Shifting Tides: The Path to Cannabis Legalization in the U.S.
Traditionally, the United States has been at the forefront of enforcing cannabis prohibition globally, starting in the 1930s by banning its use, including for medicinal purposes, and pressuring other nations to adopt similar stances.
This has led to numerous international treaties that still enforce prohibition. However, countries like Uruguay and Canada have broken from this path, legalizing cannabis for both medical and recreational use.
While still illegal federally in the U.S., almost half the states have enacted laws permitting recreational cannabis, and almost all have some form of medical cannabis legislation. There's a growing consensus for nationwide legalization, with many expecting significant federal policy changes soon.
A key hope for reformers was the DEA's potential reclassification of cannabis from Schedule I, indicating substances with no accepted medical use and a high risk of abuse, to a less restrictive category.
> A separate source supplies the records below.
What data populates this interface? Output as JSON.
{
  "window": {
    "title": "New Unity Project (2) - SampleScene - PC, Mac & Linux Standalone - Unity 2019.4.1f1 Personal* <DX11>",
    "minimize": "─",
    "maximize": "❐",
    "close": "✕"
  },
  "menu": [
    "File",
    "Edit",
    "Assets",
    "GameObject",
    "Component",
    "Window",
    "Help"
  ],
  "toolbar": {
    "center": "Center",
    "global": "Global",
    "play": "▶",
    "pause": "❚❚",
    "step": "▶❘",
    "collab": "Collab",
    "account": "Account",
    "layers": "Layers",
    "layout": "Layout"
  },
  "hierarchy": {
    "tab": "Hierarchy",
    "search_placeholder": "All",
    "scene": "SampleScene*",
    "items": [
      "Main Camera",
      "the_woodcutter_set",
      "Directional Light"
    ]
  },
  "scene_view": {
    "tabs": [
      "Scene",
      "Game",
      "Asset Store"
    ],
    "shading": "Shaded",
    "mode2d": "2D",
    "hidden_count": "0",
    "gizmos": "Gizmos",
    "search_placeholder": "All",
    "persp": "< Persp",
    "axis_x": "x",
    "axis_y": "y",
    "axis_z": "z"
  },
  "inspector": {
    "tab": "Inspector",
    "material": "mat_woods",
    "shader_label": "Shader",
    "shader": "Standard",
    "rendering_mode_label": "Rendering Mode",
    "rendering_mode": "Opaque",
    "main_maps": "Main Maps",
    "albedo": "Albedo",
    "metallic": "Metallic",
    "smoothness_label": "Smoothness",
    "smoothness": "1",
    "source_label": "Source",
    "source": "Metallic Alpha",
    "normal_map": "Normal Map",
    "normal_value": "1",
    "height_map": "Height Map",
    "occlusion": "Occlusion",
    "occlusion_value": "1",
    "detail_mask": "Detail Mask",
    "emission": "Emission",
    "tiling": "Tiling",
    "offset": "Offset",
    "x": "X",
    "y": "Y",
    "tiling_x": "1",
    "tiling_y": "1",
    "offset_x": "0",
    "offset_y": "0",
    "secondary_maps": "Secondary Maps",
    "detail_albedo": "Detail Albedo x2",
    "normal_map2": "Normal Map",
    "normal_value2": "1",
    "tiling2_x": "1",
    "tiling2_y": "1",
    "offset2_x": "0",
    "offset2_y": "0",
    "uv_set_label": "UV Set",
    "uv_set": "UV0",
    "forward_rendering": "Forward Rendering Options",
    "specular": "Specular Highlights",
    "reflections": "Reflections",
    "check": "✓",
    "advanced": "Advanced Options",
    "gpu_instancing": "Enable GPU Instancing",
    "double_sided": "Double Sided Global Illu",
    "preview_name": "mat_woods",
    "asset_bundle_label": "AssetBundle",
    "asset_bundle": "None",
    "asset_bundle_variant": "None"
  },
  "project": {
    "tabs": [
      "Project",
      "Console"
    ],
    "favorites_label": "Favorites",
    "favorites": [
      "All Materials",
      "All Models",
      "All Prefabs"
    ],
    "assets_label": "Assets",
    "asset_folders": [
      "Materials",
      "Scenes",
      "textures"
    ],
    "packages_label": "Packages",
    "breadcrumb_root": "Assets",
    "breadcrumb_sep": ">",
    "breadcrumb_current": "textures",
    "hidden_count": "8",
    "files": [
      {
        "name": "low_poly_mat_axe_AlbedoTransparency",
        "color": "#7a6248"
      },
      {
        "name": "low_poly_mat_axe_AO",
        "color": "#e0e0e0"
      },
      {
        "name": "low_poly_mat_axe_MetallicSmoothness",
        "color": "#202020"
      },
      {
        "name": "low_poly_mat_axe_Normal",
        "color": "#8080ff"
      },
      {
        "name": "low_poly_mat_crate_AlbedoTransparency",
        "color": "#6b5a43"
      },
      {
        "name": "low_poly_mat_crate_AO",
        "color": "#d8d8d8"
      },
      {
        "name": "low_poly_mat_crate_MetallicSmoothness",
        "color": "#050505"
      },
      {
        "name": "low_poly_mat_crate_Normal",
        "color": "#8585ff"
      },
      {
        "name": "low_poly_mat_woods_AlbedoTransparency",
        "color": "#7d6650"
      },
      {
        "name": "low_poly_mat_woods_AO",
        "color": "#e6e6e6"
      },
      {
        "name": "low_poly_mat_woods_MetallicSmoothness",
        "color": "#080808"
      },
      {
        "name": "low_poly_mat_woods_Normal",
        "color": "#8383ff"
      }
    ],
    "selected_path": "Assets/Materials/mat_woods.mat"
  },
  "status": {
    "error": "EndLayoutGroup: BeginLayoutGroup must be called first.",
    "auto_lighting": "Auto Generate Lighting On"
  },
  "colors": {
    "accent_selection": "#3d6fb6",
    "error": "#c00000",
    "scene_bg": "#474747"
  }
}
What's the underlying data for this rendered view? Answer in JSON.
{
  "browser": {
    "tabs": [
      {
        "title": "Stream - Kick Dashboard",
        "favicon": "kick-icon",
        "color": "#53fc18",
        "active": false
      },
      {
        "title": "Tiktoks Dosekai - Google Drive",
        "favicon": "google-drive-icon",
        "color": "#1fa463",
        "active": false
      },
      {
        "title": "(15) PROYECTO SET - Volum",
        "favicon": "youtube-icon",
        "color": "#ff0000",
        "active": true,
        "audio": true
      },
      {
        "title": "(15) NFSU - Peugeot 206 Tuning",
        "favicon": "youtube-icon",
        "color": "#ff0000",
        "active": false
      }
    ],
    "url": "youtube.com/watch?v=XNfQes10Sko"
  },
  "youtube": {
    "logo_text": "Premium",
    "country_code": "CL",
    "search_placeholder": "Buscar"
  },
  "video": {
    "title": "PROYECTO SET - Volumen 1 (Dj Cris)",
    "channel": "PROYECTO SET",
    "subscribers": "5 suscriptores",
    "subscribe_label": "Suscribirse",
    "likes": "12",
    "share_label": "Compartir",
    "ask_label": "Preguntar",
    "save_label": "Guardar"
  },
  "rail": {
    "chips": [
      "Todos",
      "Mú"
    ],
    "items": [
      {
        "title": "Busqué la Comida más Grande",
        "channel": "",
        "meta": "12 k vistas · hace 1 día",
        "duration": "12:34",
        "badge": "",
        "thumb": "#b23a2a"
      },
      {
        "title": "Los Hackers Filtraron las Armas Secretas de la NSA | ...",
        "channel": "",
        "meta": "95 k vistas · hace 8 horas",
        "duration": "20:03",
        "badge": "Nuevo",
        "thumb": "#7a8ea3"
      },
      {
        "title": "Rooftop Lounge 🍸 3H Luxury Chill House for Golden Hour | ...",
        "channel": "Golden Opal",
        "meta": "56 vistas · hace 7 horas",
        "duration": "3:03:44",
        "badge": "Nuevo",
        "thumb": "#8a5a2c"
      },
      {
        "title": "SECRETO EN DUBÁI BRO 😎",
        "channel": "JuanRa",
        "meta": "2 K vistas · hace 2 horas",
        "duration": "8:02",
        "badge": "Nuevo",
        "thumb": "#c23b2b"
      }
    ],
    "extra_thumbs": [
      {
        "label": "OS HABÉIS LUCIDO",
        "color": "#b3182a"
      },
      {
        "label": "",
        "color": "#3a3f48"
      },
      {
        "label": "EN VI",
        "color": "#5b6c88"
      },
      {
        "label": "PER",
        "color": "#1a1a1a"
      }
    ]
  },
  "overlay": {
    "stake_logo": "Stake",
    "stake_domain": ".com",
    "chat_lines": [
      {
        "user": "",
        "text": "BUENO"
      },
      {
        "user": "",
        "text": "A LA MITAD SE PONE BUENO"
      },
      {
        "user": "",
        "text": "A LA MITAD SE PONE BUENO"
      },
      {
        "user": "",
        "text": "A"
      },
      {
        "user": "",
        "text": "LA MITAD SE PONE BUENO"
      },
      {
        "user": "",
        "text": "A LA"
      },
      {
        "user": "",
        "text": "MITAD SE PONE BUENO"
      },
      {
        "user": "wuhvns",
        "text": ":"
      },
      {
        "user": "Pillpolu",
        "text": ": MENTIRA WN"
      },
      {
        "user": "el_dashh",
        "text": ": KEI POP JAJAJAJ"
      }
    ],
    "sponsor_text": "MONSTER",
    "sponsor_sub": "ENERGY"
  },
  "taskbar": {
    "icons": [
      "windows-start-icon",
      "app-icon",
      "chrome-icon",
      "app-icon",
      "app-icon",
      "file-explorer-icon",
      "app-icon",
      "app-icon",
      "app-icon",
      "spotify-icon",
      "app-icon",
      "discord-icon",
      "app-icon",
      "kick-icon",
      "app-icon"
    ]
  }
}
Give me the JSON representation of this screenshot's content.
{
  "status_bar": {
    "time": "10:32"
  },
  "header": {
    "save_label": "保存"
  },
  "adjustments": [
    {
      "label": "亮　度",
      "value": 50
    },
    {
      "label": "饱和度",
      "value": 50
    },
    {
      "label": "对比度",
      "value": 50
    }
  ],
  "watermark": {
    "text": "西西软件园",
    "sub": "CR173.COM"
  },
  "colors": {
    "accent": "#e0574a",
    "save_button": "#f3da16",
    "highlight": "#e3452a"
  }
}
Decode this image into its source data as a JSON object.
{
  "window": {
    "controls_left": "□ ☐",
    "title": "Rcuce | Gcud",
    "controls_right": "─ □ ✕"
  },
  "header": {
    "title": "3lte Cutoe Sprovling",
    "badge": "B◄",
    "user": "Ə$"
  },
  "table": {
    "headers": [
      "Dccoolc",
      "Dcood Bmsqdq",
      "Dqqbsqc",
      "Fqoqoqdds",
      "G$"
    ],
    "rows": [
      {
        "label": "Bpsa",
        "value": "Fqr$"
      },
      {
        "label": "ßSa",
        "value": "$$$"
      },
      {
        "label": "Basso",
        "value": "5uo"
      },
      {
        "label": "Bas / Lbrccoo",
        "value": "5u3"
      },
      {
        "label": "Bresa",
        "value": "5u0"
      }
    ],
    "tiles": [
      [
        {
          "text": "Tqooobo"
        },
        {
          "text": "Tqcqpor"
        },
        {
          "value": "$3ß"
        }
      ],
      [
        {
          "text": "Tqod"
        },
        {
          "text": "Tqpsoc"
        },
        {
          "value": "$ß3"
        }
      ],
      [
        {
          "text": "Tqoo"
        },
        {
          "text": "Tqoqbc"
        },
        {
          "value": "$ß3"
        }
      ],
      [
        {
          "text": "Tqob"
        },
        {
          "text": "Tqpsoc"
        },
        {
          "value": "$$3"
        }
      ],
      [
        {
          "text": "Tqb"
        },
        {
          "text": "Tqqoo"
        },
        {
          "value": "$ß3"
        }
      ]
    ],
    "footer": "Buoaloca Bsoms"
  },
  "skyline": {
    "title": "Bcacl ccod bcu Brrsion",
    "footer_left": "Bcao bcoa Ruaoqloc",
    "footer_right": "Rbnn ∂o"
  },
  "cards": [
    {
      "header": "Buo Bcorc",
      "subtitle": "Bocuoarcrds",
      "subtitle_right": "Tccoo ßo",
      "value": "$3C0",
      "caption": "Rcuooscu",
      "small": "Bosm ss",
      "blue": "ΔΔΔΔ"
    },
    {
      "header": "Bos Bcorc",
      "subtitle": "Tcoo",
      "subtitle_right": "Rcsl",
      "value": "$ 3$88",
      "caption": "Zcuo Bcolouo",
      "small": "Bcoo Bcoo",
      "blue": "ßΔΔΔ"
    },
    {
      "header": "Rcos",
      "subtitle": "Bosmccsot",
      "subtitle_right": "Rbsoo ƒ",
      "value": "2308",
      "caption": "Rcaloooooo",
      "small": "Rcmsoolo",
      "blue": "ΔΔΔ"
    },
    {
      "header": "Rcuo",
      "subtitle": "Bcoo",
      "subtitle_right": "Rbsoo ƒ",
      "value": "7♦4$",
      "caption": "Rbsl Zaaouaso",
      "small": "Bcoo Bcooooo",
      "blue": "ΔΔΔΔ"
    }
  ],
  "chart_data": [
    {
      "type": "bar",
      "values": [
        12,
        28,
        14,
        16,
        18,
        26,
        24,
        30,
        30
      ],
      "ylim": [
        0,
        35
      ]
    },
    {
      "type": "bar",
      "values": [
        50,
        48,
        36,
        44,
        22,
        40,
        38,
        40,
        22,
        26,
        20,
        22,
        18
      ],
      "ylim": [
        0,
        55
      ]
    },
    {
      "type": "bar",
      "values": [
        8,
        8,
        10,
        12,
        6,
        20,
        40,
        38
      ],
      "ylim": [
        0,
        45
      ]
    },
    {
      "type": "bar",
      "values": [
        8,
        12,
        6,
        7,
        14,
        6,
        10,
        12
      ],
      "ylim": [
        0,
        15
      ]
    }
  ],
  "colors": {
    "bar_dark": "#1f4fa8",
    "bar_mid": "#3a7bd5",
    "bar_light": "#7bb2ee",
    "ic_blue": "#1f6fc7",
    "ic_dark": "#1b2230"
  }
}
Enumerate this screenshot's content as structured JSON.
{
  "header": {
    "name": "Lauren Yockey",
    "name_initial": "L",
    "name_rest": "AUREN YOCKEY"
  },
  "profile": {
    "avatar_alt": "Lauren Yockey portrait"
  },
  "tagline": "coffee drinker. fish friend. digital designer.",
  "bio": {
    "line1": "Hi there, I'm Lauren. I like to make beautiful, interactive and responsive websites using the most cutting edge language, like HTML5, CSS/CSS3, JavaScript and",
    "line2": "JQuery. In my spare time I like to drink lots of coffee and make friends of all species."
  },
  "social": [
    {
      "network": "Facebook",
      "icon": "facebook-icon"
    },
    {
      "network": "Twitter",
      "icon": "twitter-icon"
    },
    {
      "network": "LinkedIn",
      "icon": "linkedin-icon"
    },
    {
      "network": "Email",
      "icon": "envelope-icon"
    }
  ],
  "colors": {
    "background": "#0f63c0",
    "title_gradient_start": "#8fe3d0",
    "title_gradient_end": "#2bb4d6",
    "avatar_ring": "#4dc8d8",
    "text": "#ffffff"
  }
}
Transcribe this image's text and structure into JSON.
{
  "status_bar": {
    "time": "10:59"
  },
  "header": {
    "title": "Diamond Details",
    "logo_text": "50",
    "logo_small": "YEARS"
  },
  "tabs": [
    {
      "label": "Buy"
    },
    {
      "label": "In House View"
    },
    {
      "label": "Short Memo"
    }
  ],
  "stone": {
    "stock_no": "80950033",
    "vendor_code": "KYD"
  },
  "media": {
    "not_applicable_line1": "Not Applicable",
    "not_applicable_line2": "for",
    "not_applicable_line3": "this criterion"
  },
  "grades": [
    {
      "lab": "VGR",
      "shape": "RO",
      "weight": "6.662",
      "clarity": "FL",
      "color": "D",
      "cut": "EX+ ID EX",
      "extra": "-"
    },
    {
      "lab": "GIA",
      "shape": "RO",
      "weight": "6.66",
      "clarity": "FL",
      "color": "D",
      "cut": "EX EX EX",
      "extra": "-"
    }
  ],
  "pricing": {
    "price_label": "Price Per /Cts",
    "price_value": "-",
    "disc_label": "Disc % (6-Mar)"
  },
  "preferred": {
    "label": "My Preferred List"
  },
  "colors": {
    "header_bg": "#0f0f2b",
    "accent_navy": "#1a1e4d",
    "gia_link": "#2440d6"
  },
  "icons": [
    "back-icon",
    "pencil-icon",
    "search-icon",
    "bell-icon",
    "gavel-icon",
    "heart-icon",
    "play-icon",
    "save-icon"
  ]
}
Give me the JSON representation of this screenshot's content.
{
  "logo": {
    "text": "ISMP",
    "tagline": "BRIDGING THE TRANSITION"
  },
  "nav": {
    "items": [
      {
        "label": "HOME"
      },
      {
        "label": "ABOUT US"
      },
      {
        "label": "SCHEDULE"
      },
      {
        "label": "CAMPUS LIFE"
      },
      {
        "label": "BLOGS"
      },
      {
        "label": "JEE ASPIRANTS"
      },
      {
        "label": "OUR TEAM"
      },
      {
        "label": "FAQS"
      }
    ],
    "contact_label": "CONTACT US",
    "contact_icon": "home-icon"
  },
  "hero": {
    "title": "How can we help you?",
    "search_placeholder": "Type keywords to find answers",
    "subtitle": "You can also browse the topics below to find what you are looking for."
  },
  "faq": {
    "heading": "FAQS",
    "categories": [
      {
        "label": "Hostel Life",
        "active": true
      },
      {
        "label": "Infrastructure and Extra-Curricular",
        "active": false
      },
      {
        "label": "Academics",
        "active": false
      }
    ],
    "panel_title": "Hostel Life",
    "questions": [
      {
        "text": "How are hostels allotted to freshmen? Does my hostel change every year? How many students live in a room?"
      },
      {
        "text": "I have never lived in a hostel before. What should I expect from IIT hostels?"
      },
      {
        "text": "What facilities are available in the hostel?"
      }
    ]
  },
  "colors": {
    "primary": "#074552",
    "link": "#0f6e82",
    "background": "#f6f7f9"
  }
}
Cannabis's current classification places it alongside drugs like heroin and LSD, which many argue is unjustified. Recent reports suggest the U.S. Department of Health and Human Services has recommended reclassifying cannabis to Schedule III, which includes drugs with a moderate to low dependency risk, such as certain codeine products, ketamine, and anabolic steroids, and has communicated this to the DEA, as revealed by Marijuana Moment.
Schedule III classification implies a lower abuse potential than Schedules I and II but higher than Schedule IV, which lists drugs like Xanax and Valium.
While many hoped for cannabis to be completely removed from the scheduling system, akin to tobacco and alcohol—which are not scheduled yet pose significant health risks—the DEA's final decision on this recommendation remains uncertain.
Source: International CBC